And here’s the sexy snippet, as promised (making love in a carriage sounds like fun)… Continue reading →
I’ve been bursting to write to share my recent tantra experience, but I wanted to let my life settle back fully into it’s regular routine so I could judge how much of an impact it has actually made on me.
After four weeks I can tell you that learning a little about tantra has truly influenced my life for the better. I realise the weekend workshop I attended recently only glanced the surface of what tantra is and how it can become an intrinsic part of your life. I had just a small taste, but what a sweet taste it was.
With my limited experience, this is my understanding of tantra…
The underlying belief centres on the conservation of sexual energy in order to prolong youthful vitality. This is achieved by retaining the essence that is usually lost during ejaculation for men and menstruation for women. I think you would need a deep understanding and commitment to the practice of tantra to follow the path of virtually ceasing ejaculation/menstruation, but there is so much to be learnt from tantra without following that particular path.
To me tantra represents a shared and mutual awareness and respect of your own and your partners pleasure and needs – in relation to sex and in life.
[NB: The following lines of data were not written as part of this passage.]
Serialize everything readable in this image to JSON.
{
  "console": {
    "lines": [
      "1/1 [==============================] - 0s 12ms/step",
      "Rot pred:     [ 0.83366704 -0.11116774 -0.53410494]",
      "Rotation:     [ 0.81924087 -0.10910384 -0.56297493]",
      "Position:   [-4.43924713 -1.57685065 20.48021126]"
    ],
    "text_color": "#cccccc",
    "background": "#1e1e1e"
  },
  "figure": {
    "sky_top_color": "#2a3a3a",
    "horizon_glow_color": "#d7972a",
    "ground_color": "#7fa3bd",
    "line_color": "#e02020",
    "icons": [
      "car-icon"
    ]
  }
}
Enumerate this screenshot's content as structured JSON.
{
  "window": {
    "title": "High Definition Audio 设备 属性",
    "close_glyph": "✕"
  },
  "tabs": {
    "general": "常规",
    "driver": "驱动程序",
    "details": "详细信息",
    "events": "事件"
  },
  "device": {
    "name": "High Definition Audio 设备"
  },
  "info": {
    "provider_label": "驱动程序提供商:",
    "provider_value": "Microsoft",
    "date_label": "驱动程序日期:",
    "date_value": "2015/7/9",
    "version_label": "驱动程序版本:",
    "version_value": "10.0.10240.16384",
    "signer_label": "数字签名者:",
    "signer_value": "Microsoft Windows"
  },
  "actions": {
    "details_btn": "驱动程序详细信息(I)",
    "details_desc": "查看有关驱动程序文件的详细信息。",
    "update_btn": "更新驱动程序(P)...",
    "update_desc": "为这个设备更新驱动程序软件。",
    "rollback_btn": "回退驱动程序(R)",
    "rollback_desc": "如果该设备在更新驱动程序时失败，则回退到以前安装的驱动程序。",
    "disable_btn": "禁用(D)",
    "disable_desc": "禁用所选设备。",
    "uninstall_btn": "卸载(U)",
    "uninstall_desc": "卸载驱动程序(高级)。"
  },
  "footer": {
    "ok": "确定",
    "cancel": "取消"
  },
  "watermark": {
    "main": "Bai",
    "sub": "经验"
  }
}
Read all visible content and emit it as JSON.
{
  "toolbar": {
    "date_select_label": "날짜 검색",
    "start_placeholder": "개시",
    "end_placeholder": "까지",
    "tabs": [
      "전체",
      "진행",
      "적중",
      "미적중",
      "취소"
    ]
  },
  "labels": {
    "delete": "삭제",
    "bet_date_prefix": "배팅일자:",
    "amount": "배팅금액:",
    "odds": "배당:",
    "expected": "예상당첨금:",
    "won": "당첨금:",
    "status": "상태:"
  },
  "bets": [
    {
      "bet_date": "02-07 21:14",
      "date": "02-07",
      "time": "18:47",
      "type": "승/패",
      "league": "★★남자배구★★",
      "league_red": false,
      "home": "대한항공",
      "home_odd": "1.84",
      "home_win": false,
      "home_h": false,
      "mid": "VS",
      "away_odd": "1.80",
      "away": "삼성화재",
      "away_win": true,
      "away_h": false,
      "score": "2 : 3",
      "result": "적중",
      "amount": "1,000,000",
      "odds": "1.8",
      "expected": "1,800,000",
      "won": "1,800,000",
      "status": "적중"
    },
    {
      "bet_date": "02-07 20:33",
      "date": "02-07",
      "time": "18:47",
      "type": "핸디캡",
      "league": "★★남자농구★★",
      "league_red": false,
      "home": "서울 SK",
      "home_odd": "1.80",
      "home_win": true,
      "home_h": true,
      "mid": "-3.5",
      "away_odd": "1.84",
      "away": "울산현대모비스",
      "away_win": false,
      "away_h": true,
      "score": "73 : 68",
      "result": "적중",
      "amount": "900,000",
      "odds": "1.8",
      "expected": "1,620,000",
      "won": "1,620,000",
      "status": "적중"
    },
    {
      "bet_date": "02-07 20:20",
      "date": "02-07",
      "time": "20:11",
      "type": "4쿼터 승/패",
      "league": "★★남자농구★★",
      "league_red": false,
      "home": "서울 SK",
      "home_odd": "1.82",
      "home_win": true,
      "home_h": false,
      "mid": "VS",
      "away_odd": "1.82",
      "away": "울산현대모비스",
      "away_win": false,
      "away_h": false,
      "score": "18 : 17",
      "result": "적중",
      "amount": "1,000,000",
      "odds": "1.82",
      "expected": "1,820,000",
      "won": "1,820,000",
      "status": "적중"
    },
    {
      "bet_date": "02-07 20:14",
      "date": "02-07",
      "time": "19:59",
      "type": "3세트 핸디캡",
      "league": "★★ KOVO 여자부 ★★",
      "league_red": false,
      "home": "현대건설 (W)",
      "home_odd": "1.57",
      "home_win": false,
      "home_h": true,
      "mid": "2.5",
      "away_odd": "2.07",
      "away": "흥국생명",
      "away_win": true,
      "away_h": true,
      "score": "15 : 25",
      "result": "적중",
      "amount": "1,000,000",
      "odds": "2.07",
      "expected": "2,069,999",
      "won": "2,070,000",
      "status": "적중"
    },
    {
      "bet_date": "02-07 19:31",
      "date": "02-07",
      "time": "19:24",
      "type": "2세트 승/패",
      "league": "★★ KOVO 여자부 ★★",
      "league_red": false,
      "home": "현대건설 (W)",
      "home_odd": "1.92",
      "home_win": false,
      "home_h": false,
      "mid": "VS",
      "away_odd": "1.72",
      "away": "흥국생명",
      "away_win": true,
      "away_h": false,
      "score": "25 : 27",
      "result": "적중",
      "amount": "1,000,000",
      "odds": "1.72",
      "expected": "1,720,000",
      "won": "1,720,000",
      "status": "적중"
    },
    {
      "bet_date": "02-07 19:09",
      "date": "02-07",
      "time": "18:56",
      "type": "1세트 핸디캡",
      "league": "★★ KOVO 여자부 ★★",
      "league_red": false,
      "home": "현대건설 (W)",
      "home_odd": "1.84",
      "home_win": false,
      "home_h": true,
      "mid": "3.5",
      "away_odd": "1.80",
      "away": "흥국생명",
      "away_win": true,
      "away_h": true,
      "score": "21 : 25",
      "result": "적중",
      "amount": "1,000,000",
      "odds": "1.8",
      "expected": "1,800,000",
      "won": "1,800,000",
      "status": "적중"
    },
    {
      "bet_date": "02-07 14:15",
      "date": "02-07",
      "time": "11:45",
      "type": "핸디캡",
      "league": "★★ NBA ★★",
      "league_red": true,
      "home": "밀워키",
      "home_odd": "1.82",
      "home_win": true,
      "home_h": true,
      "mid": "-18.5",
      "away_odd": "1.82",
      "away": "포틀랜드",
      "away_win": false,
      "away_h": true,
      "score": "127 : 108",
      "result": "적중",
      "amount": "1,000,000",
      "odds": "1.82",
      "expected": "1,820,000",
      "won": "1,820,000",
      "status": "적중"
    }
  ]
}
The most significant insight for me was to realise that the difference between average sex and good sex is mindfulness. Often in long term relationships making love is rushed or has become an afterthought – a means for sexual satisfaction and release. It can become a shallow experience. By giving sex priority at the time you and your partner are truly together and at your most vulnerable (turn the TV off/don’t think about what you need to do when you’re finished or how busy your schedule is tomorrow) and focusing on what gives pleasure in that moment without thinking of the end game, orgasm, sex can become a communion between two people, a kind of meditation. Making love is not another task to be achieved in your day, it is a sensual experience, a joy to be savoured.
This awareness and generosity also spills over into other aspects of a couple’s relationship and into your relationship with yourself.
And couldn’t the same principle of being present and mindful during love-making be applied to life? Experiences had while on auto-pilot are not rich in sensual detail. Without the memories of smell, sound and touch (ie. atmospheric conditions of wind and temperature) an experience becomes forgettable, disposable. They do not enrich your life and make it memorable.
The taste I have had of tantra has awakened for me a deeper sensuality and respect for life. But what I really took away was how important it is to be present and live in the moment – whether you are making love, eating a meal or taking a walk on the beach.
This mindfulness is the focus of Margot Anand’s The Art of Everyday Ecstacy. the idea of living a full, rich and pleasurable life. I would recommend anyone who yearns for inner tranquillity and purpose read it.
Her writing opened up for me a whole new attitude towards the true pleasure. Continue reading →
Welcome to my dedication to all things sensual. I am a lover of beauty in all its forms and seek to capture the essence of what I admire in my writing and art: drawing, painting, photography.
This blog was inspired by a recent trip to Paris where my every sense was delighted, from the aroma of freshly baked delicacies to the unique architecture. I am now an admirer of the innate sensuality of the French and their passion for all forms of beauty: art, fashion, the human form, literature, conversation, food, wine, nature.
I hope to use this space to share my discoveries… be they images, words or both.